In the case of Apocrypha, the metaphor chosen (imposed?) by Hermaeus Mora is that of a grand and sweeping library. And so it makes sense that as beings entering a realm can shift to fit it, so too does a part of a realm exiting comport itself to fit the mystical metaphor in which it finds itself. That is to say, it's my hypothesis these "books" are the cruft of Apocrypha itself. Oblivion substrate shaken loose and given a home on Nirn and—crucially—in a mortal's mind.

Volume 2

Written for the University of Gwylim, Monthly Arcanum Circular


So what do arcanists do? Well, just as Dhulef struggled to explain what a warden is, so too am I hard pressed [sic] to categorize these spellcasters. I'll try to paint with a broad brush and apologies in advance if I splash you.

Arcanist spellcasting makes use of several potent metaphors, each of which seems to result in extremely powerful workings. While all mages use runes of varying kinds, the runework utilized by arcanists is elaborate in the extreme.

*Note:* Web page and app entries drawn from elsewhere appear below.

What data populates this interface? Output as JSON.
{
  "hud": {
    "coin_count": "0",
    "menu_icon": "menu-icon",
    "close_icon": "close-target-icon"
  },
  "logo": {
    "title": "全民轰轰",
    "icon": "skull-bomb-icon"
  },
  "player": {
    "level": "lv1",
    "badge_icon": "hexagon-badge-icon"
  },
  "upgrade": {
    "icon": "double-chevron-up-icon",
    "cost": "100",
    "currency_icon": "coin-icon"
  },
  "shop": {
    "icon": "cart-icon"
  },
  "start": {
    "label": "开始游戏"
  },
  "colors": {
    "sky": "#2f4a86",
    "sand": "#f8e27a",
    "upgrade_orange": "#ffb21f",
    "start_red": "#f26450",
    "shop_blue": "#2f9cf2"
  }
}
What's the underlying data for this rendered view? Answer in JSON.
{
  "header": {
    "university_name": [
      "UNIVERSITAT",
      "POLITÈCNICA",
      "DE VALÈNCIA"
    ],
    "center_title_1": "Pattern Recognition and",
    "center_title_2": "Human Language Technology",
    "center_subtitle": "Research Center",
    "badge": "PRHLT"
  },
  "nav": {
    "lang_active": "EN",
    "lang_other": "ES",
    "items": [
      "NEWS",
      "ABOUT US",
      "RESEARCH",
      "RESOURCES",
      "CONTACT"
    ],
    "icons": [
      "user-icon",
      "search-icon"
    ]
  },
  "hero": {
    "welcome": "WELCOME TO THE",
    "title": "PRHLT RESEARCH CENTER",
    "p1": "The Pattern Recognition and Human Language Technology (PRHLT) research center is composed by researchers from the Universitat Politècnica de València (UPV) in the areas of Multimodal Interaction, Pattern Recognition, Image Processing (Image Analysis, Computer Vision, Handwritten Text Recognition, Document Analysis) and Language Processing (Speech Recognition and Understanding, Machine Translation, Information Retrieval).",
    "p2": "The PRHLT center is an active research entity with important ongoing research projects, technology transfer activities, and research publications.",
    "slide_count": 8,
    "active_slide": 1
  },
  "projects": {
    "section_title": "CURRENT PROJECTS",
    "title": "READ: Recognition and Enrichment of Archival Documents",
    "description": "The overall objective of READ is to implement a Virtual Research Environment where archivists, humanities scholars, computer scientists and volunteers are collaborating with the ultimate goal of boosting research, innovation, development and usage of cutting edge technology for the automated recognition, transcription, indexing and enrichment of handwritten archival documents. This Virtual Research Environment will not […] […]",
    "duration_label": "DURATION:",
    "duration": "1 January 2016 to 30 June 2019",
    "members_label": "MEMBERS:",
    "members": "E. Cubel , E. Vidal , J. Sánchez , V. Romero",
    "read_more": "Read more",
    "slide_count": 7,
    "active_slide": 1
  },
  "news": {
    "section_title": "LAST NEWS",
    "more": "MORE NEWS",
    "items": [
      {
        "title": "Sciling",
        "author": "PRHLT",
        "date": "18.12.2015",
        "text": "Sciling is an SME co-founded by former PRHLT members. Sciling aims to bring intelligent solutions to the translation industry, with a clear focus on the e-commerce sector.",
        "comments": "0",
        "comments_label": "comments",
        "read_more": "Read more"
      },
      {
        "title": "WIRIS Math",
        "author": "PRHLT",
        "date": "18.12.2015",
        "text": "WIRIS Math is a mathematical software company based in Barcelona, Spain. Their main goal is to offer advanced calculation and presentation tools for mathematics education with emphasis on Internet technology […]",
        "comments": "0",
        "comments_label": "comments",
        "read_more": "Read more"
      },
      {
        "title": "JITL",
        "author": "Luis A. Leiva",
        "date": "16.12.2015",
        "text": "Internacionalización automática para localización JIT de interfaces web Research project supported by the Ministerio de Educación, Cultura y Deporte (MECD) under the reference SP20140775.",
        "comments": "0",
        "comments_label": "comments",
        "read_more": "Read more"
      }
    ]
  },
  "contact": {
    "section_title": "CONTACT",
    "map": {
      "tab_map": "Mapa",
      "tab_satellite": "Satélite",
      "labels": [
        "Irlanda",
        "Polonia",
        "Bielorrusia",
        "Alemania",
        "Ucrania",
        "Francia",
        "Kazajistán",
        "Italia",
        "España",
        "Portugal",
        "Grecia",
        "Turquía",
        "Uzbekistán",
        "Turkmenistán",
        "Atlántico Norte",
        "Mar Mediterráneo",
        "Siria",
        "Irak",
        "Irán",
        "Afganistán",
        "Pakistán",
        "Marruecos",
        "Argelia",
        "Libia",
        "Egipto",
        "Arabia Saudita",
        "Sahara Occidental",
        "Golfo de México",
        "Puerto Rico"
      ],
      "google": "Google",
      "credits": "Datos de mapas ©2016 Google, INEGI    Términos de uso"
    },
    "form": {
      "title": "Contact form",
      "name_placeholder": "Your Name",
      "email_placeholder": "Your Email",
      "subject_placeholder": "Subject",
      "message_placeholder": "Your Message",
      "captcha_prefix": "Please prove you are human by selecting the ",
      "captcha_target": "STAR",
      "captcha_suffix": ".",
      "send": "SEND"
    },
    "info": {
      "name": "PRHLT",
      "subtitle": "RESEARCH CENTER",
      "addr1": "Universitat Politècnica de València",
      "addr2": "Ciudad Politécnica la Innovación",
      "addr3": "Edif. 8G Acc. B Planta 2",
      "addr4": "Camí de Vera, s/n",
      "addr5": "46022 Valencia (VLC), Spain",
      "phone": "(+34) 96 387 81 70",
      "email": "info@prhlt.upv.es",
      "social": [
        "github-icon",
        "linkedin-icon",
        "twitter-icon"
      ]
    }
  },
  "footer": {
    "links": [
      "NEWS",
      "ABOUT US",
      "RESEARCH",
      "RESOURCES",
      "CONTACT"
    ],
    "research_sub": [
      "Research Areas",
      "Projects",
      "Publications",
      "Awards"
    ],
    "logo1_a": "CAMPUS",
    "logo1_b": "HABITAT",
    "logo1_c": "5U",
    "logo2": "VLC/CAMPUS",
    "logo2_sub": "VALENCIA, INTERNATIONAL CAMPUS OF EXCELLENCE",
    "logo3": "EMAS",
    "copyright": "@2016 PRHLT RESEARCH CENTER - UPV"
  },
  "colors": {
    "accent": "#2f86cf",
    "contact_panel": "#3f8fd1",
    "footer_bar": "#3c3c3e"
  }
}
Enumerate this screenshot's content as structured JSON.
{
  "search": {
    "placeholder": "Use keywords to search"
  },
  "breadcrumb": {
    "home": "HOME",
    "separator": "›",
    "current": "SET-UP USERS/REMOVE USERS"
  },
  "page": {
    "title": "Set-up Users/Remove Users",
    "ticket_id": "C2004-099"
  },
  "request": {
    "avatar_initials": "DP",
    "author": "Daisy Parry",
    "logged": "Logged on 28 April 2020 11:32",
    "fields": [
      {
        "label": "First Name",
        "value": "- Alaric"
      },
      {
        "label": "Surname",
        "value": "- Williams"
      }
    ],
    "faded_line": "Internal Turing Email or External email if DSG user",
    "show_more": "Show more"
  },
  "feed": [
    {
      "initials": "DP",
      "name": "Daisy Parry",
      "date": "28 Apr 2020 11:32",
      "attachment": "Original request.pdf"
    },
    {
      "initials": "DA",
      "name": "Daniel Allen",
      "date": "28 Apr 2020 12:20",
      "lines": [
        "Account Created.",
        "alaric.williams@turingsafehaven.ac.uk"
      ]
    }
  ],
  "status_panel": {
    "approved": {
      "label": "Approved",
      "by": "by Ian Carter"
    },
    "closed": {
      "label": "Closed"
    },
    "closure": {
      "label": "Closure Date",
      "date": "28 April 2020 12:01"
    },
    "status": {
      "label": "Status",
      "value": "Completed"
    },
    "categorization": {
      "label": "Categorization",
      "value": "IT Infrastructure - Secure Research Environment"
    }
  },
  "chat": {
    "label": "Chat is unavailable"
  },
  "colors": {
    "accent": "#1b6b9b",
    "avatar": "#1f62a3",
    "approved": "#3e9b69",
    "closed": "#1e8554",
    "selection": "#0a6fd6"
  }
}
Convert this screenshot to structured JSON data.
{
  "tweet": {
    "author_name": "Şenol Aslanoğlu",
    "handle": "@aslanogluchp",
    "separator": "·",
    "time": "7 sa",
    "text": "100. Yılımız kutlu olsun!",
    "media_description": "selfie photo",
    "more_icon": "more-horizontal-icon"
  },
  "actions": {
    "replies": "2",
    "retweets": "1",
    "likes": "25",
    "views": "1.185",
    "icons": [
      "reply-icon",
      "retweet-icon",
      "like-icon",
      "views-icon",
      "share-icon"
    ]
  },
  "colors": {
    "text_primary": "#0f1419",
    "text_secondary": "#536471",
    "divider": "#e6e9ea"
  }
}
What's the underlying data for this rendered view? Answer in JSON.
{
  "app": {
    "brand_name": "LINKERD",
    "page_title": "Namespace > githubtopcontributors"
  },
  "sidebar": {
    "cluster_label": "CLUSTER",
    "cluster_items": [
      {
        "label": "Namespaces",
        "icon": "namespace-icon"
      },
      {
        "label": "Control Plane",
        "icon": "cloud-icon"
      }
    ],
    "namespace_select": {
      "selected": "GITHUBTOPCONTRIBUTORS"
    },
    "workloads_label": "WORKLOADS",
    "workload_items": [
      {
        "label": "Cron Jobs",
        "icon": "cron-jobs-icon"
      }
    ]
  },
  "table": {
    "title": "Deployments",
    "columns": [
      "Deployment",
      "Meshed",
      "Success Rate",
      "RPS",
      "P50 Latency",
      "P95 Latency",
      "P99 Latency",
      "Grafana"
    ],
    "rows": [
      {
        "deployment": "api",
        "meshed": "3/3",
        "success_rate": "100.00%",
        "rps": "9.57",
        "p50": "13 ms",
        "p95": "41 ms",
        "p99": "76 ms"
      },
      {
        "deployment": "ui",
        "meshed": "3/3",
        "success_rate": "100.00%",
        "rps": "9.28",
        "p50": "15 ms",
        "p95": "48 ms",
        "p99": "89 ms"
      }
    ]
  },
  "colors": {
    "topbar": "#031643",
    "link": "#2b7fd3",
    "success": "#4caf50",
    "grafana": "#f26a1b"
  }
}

These runeforms allow for powerful beam projections, near impenetrable spell armor matrices, and—I'll use the word "inventive"—restorative magics with a variety of possible outcomes. Runes and language seem to be the core conceit of arcanist thaumaturgical underpinnings. While many of these other metaphors are used variably by individual spellcasters, the idea of scribing a rune on reality to shape and shift its form seems to be universal.

Because of the connection to the Scryer's realm, it most likely will not surprise readers to learn tentacles play a role in several common spellworks. Offensively, these constructs are highly impressive and highly disturbing. I saw firsthand a self-professed arcanist make use of quickly summoned tentacles to fend off a horde of undead on the outskirts of Glenumbra, and it's a visual, olfactory, and auditory experience I won't soon forget.

Another common metaphor draws from a defining characteristic of Apocrypha, the great Abyssal Sea that dominates a large portion of the realm. Its far shores have never been fully explored by any researcher I'm aware of, and the depths of its inky waters have likely swallowed more secrets than living memory can imagine. Tides, swells, breakers, and shoals, this extra-Nirnian ocean is a powerful source of magic for arcanists, who seem to have no trouble channeling and shaping its waters to their will.

Fate itself is a sharply honed instrument in the arcanist tool box. I've seen arcanists tweak probability around them in clever and interesting ways, an echo of the fate sight said to be held by the lord of Apocrypha.


While it's tempting to ring the university bells and proclaim a new and potent locus of mystic abilities gaining prominence before our very eyes, as with so many things in our world, I believe the truth is somewhat more complicated. Research into this phenomenon leads me to believe "arcanists" have likely been among us for some time, though perhaps in different forms or without the catchy appellation.

It's worth noting, too: Hermaeus Mora's "portfolio" among the Daedric princes plays heavily into the mystic metaphors used by these casters, but that's entirely a function of the arcanist relationship with the realm of secrets—not the squid-faced prince himself. In point of fact, several arcanists I interviewed recently expressed a deep distrust or even hatred of the Prince of Knowledge. While others verged on a cultist's zeal for the Inevitable Knower.

This is all to say magic in Tamriel is far more varied and unique than our scholarly papers and neat historical treatises could ever allow for. The arcanist phenomenon is one that I wanted to draw your attention to, and perhaps make you aware of new and exciting metaphor groupings cropping up in your own province or town!